Annecy’s involvement in the festival instantly gives the event some lofty credibility. Established in 1960, Annecy is the oldest and largest animation film festival in the world. Nearly 10,000 participants, 95 countries, and some 500 films made up France’s 2017 Annecy film festival. And this year has certainly been prosperous for Annecy as well in terms of its world presence. For instance, Annecy has established itself in Cannes, Seong, and now Los Angeles.
Since the U.S. didn’t have a highly acclaimed animation film festival, it was lagging far behind Europe and Asia. The ‘Animation is Film’ Festival is hoping to close that major hole in the United States film industry market. The goal is to create, “a world class animation festival on par with the major events in Europe and Asia–and locating it in the world capital of animated filmmaking.”
I must also applaud another goal set forth by this festival. ‘Animation is Film’ wants to celebrate those who are under-represented within the film industry. This goal is, “Championing and supporting women filmmakers, and filmmakers from a wide range of cultural, economic, and national and geographic backgrounds.”
Honestly, I can’t think of one female anime director, and they exist. But before now, I didn’t know their names. Just to ease my own mind, here’s a list of 10 female anime directors via Otaku Lounge.
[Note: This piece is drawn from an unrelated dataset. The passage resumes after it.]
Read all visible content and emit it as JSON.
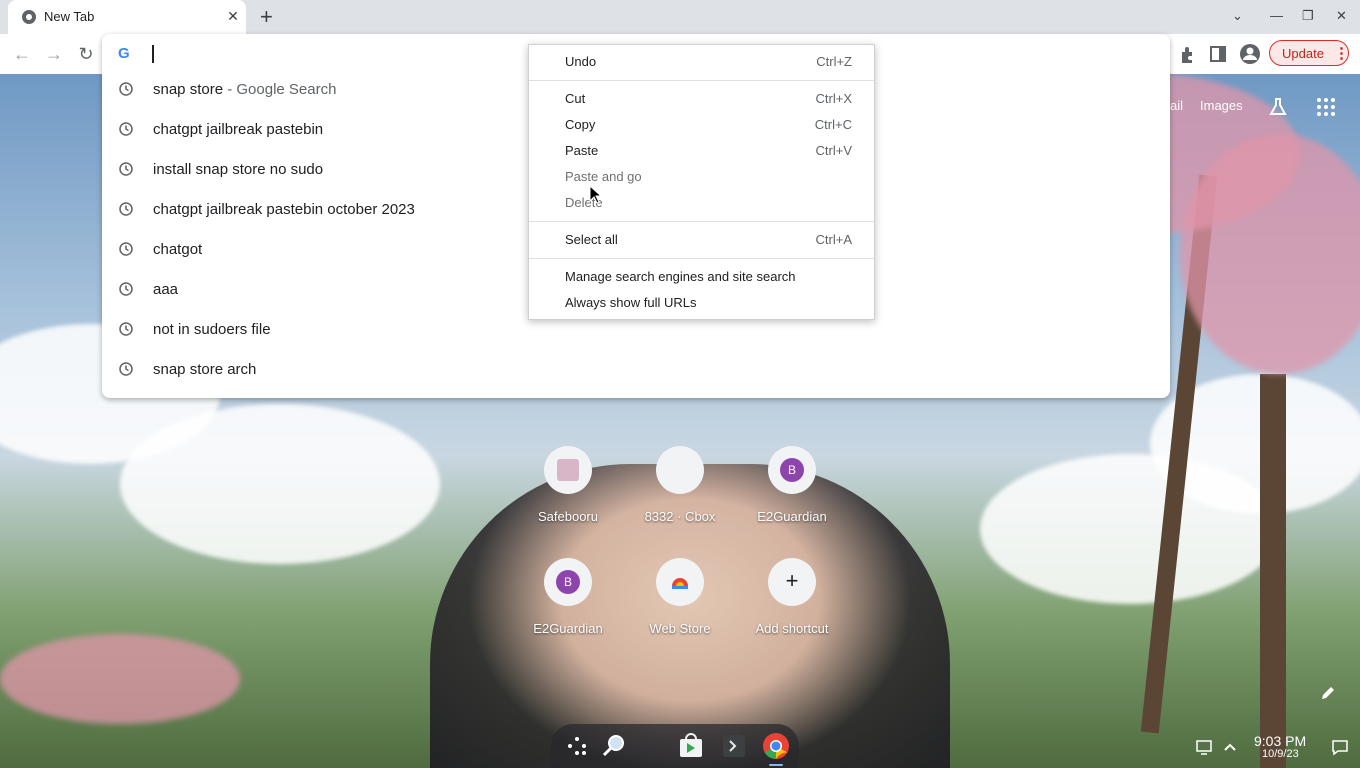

Sayo Yamamoto however, is easily the most noteworthy to me (Yuri!!! on Ice, Samurai Champloo, and Lupin the III: The Woman Named Fujiko Mine). It is depressing that I didn’t know who she was.
Consequently, I believe this festival will be good for the US. Mostly because I don’t think anything bad can come from animation receiving more attention, and these directors finally getting the recognition they deserve.
Whether you’re deep in mecha marathons, Japanese news, or anime binge watching, we’d like to hear about it. Click the [CONTRIBUTE] button on our top menu bar and get your thoughts out there.